··· RECORDS FOR THE TASK

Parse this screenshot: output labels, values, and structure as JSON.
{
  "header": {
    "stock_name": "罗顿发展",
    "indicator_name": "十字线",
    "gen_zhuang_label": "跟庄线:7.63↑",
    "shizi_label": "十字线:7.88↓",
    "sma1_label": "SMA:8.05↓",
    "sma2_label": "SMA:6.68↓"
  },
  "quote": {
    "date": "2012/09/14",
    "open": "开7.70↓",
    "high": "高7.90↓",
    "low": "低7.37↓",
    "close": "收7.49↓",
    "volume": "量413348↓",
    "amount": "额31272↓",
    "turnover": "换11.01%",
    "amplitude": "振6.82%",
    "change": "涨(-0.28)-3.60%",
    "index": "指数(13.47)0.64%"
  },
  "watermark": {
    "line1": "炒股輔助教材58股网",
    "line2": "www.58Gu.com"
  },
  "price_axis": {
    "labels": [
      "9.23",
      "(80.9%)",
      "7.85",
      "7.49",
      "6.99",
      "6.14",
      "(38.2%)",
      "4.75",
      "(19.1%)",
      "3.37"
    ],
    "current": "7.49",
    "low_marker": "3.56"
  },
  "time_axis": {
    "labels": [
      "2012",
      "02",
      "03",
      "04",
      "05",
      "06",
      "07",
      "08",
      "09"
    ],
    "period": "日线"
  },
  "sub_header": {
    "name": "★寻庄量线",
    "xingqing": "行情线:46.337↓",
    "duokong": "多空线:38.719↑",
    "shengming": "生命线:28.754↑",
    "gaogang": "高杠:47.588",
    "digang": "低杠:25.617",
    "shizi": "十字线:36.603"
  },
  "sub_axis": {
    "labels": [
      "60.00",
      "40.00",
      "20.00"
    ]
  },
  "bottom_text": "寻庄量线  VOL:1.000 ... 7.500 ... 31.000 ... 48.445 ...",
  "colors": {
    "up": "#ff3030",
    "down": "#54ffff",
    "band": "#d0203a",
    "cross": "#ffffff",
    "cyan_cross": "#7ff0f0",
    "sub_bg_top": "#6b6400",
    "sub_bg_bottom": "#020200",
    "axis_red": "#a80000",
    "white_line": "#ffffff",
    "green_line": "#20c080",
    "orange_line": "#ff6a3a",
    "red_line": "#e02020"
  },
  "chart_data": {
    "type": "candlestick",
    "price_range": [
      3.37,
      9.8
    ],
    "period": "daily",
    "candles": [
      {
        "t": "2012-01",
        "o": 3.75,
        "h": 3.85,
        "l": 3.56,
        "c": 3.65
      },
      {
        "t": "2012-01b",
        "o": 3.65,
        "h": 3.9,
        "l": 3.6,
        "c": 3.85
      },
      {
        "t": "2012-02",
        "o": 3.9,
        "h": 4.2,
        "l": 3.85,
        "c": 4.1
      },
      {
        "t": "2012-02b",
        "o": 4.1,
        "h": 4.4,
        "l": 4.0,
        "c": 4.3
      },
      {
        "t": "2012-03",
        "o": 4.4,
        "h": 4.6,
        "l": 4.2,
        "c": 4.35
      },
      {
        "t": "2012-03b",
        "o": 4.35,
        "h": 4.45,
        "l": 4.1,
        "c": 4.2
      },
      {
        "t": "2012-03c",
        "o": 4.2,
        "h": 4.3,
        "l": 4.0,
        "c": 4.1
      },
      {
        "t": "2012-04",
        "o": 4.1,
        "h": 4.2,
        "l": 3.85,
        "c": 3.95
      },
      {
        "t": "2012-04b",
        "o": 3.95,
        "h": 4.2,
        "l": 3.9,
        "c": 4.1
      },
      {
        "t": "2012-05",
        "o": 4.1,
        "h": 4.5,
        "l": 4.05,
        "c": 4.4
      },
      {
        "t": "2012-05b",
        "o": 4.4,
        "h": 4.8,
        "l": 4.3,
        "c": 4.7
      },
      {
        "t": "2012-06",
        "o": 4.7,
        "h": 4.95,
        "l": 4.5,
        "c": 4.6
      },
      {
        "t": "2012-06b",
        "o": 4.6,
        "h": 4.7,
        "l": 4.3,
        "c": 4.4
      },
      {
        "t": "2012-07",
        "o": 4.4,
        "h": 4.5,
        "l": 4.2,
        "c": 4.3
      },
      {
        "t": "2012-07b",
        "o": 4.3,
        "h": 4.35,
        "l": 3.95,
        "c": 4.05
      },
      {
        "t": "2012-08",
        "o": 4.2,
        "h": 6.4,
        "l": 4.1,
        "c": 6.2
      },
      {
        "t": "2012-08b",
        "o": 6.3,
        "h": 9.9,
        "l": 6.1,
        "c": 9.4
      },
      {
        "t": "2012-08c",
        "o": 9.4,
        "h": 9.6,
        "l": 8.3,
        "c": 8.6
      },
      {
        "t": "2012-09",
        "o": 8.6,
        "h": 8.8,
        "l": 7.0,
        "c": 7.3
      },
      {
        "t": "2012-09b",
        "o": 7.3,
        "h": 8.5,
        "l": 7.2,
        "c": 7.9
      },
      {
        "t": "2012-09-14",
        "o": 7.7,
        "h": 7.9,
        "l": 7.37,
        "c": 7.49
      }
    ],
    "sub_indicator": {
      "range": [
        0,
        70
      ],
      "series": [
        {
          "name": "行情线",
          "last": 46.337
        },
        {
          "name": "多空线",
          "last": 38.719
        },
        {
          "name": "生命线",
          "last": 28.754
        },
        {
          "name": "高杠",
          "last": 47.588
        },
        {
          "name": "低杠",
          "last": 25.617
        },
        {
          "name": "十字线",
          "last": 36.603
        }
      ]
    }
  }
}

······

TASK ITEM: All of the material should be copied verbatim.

SOLUTION FOR THIS EXERCISE:
Parse this screenshot: output labels, values, and structure as JSON.
{
  "header": {
    "stock_name": "罗顿发展",
    "indicator_name": "十字线",
    "gen_zhuang_label": "跟庄线:7.63↑",
    "shizi_label": "十字线:7.88↓",
    "sma1_label": "SMA:8.05↓",
    "sma2_label": "SMA:6.68↓"
  },
  "quote": {
    "date": "2012/09/14",
    "open": "开7.70↓",
    "high": "高7.90↓",
    "low": "低7.37↓",
    "close": "收7.49↓",
    "volume": "量413348↓",
    "amount": "额31272↓",
    "turnover": "换11.01%",
    "amplitude": "振6.82%",
    "change": "涨(-0.28)-3.60%",
    "index": "指数(13.47)0.64%"
  },
  "watermark": {
    "line1": "炒股輔助教材58股网",
    "line2": "www.58Gu.com"
  },
  "price_axis": {
    "labels": [
      "9.23",
      "(80.9%)",
      "7.85",
      "7.49",
      "6.99",
      "6.14",
      "(38.2%)",
      "4.75",
      "(19.1%)",
      "3.37"
    ],
    "current": "7.49",
    "low_marker": "3.56"
  },
  "time_axis": {
    "labels": [
      "2012",
      "02",
      "03",
      "04",
      "05",
      "06",
      "07",
      "08",
      "09"
    ],
    "period": "日线"
  },
  "sub_header": {
    "name": "★寻庄量线",
    "xingqing": "行情线:46.337↓",
    "duokong": "多空线:38.719↑",
    "shengming": "生命线:28.754↑",
    "gaogang": "高杠:47.588",
    "digang": "低杠:25.617",
    "shizi": "十字线:36.603"
  },
  "sub_axis": {
    "labels": [
      "60.00",
      "40.00",
      "20.00"
    ]
  },
  "bottom_text": "寻庄量线  VOL:1.000 ... 7.500 ... 31.000 ... 48.445 ...",
  "colors": {
    "up": "#ff3030",
    "down": "#54ffff",
    "band": "#d0203a",
    "cross": "#ffffff",
    "cyan_cross": "#7ff0f0",
    "sub_bg_top": "#6b6400",
    "sub_bg_bottom": "#020200",
    "axis_red": "#a80000",
    "white_line": "#ffffff",
    "green_line": "#20c080",
    "orange_line": "#ff6a3a",
    "red_line": "#e02020"
  },
  "chart_data": {
    "type": "candlestick",
    "price_range": [
      3.37,
      9.8
    ],
    "period": "daily",
    "candles": [
      {
        "t": "2012-01",
        "o": 3.75,
        "h": 3.85,
        "l": 3.56,
        "c": 3.65
      },
      {
        "t": "2012-01b",
        "o": 3.65,
        "h": 3.9,
        "l": 3.6,
        "c": 3.85
      },
      {
        "t": "2012-02",
        "o": 3.9,
        "h": 4.2,
        "l": 3.85,
        "c": 4.1
      },
      {
        "t": "2012-02b",
        "o": 4.1,
        "h": 4.4,
        "l": 4.0,
        "c": 4.3
      },
      {
        "t": "2012-03",
        "o": 4.4,
        "h": 4.6,
        "l": 4.2,
        "c": 4.35
      },
      {
        "t": "2012-03b",
        "o": 4.35,
        "h": 4.45,
        "l": 4.1,
        "c": 4.2
      },
      {
        "t": "2012-03c",
        "o": 4.2,
        "h": 4.3,
        "l": 4.0,
        "c": 4.1
      },
      {
        "t": "2012-04",
        "o": 4.1,
        "h": 4.2,
        "l": 3.85,
        "c": 3.95
      },
      {
        "t": "2012-04b",
        "o": 3.95,
        "h": 4.2,
        "l": 3.9,
        "c": 4.1
      },
      {
        "t": "2012-05",
        "o": 4.1,
        "h": 4.5,
        "l": 4.05,
        "c": 4.4
      },
      {
        "t": "2012-05b",
        "o": 4.4,
        "h": 4.8,
        "l": 4.3,
        "c": 4.7
      },
      {
        "t": "2012-06",
        "o": 4.7,
        "h": 4.95,
        "l": 4.5,
        "c": 4.6
      },
      {
        "t": "2012-06b",
        "o": 4.6,
        "h": 4.7,
        "l": 4.3,
        "c": 4.4
      },
      {
        "t": "2012-07",
        "o": 4.4,
        "h": 4.5,
        "l": 4.2,
        "c": 4.3
      },
      {
        "t": "2012-07b",
        "o": 4.3,
        "h": 4.35,
        "l": 3.95,
        "c": 4.05
      },
      {
        "t": "2012-08",
        "o": 4.2,
        "h": 6.4,
        "l": 4.1,
        "c": 6.2
      },
      {
        "t": "2012-08b",
        "o": 6.3,
        "h": 9.9,
        "l": 6.1,
        "c": 9.4
      },
      {
        "t": "2012-08c",
        "o": 9.4,
        "h": 9.6,
        "l": 8.3,
        "c": 8.6
      },
      {
        "t": "2012-09",
        "o": 8.6,
        "h": 8.8,
        "l": 7.0,
        "c": 7.3
      },
      {
        "t": "2012-09b",
        "o": 7.3,
        "h": 8.5,
        "l": 7.2,
        "c": 7.9
      },
      {
        "t": "2012-09-14",
        "o": 7.7,
        "h": 7.9,
        "l": 7.37,
        "c": 7.49
      }
    ],
    "sub_indicator": {
      "range": [
        0,
        70
      ],
      "series": [
        {
          "name": "行情线",
          "last": 46.337
        },
        {
          "name": "多空线",
          "last": 38.719
        },
        {
          "name": "生命线",
          "last": 28.754
        },
        {
          "name": "高杠",
          "last": 47.588
        },
        {
          "name": "低杠",
          "last": 25.617
        },
        {
          "name": "十字线",
          "last": 36.603
        }
      ]
    }
  }
}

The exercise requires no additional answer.